    And second place Rob Ford is very scary – slash and burn.

    Steve: I am amused that Rossi cites that $425-million as paying for whatever he happens to be talking about at the time. He has spent it several times over. And, yes, he seems to be omitting the lost revenue thanks to Hydro passing out of city hands.


  21. Richard says

    And second place Rob Ford is very scary – slash and burn.

    No, Rob Ford is NOT scary. He will not slash and burn. He is a businessman. He understands how to meet the bottom line and knows what is required and what is waste. It is waste he is against.

    Steve: Far too often in politics, “waste” is defined as something “I don’t like”. That’s one of Ford’s many problems.


  22. I haven’t looked much at Rob Ford’s background. Nor am I particularly interested in doing so.

    I am prompted to respond to Ray Kennedy’s remark, “He is a businessman. He understands how to meet the bottom line and knows what is required and what is waste.”

    1) It’s easy enough to pull out case after case of huge waste in business, because of incompetence, ego trips, whatever. Rob Ford isn’t Warren Buffett.

    2) I would guess that Mr. Ford is a *small* businessman if anything. He doesn’t strike me as a corporate exectuive. He wouldn’t get hired on the basis of his “experience” as a CEO of any moderately large organization, because knowing how to run a variety store doesn’t at all help you run a large business. The City of Toronto is much closer to being a large corporation than a corner store. Same principle applies.

    If the City of Toronto needs someone with business experience to be Mayor, we’d better start looking for an experienced and successful CEO, rather than a corner-store BIA type. Of course, that didn’t work out well for Mr. Tory.


  23. Ray Kennedy said: “No, Rob Ford is NOT scary. He will not slash and burn.”

    Rob Ford:
    – Put a motion to city council to cut city hall staff by 1% to avoid a tax increase. Figuratively, this sounds like slashing.
    – Is against Transit City. Figuratively, this sounds like burning a pragmatic Miller idea. What is Rob Ford’s alternative? Subways are more expensive.
    – Advocates eliminating the land transfer and vehicle registration taxes. What would be slashed to cover the lost revenue? I don’t believe there is anywhere near enough waste in the city to cover the lost revenue.


  24. According to today’s Star, Rocco Rossi says that $450 million is “the cost of two new kilometers of track and one new station every year.” I think that was true for the Sheppard line but do I understand correctly from your postings that the cost today may be over $300 million/KM? I think Sarah Thomson uses the same assumption as Rossi.

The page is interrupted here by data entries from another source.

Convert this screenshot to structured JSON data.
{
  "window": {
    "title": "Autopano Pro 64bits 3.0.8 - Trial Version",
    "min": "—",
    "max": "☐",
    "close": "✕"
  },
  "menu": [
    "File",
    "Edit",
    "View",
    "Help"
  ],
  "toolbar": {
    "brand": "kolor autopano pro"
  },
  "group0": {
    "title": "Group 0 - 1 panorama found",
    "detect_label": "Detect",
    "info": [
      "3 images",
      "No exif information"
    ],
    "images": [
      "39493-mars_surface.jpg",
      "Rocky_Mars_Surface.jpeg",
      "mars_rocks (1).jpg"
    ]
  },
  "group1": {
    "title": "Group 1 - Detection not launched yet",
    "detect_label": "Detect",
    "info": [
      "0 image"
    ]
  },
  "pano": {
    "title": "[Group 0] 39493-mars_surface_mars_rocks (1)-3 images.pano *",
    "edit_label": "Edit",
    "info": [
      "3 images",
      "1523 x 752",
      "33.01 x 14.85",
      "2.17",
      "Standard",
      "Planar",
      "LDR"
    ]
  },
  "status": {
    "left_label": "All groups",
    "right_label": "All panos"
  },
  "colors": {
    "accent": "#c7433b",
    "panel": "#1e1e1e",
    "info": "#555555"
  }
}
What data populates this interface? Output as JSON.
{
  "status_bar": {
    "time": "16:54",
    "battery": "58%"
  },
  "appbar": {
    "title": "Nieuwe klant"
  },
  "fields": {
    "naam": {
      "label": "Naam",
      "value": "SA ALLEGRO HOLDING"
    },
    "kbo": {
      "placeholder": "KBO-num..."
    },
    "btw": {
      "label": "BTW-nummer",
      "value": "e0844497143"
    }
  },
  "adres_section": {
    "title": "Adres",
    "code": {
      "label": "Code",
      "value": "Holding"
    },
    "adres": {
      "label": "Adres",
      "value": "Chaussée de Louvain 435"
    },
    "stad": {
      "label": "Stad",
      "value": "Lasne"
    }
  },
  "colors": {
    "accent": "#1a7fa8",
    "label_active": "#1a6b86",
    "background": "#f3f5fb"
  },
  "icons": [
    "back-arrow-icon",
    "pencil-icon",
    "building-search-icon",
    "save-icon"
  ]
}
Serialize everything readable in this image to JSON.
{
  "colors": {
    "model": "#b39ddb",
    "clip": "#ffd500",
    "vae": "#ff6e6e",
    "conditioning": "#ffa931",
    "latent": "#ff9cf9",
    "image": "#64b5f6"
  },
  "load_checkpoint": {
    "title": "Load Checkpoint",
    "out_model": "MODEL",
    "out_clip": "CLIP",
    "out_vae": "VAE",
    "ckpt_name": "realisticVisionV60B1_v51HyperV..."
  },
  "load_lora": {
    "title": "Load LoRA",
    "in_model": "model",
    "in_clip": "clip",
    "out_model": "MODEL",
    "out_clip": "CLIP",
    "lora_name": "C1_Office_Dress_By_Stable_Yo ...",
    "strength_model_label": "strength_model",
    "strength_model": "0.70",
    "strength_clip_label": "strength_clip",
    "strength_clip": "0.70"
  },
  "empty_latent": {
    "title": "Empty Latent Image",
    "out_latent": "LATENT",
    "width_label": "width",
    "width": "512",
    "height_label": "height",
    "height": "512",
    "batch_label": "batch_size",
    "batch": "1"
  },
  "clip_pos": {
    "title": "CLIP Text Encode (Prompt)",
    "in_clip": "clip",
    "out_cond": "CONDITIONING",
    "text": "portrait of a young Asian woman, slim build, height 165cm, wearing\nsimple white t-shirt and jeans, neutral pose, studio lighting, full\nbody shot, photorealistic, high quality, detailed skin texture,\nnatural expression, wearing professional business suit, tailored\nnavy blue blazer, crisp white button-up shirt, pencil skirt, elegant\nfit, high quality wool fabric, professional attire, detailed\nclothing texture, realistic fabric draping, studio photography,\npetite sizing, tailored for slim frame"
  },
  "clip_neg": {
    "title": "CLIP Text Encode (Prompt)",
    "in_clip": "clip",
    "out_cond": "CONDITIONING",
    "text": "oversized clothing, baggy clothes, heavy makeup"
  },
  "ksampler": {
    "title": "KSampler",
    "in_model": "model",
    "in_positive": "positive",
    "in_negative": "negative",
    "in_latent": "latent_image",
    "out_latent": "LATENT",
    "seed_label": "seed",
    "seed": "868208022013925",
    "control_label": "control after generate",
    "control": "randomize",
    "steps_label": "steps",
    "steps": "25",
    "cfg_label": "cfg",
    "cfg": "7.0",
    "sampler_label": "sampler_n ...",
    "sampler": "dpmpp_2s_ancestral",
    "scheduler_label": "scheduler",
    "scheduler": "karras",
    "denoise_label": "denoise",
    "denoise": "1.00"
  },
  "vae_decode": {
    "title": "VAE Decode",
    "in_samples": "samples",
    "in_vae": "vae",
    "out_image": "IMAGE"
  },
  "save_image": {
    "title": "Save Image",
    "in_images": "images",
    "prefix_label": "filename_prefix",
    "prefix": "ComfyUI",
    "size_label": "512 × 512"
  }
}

    Steve: The Spadina extension to Vaughan is $2.6-billion for 8.6km of subway. That’s $302-million/km. Where Rossi is going to get his dirt-cheap subways from, especially since we won’t actually start building them for a while and inflation will have its effect, I don’t know. It’s worth noting that the Spadina line required new trains, but only a modest expansion of storage capacity at Wilson Carhouse. Further system expansions will require a new carhouse, and one is proposed for the Richmond Hill extension.


Comments are closed.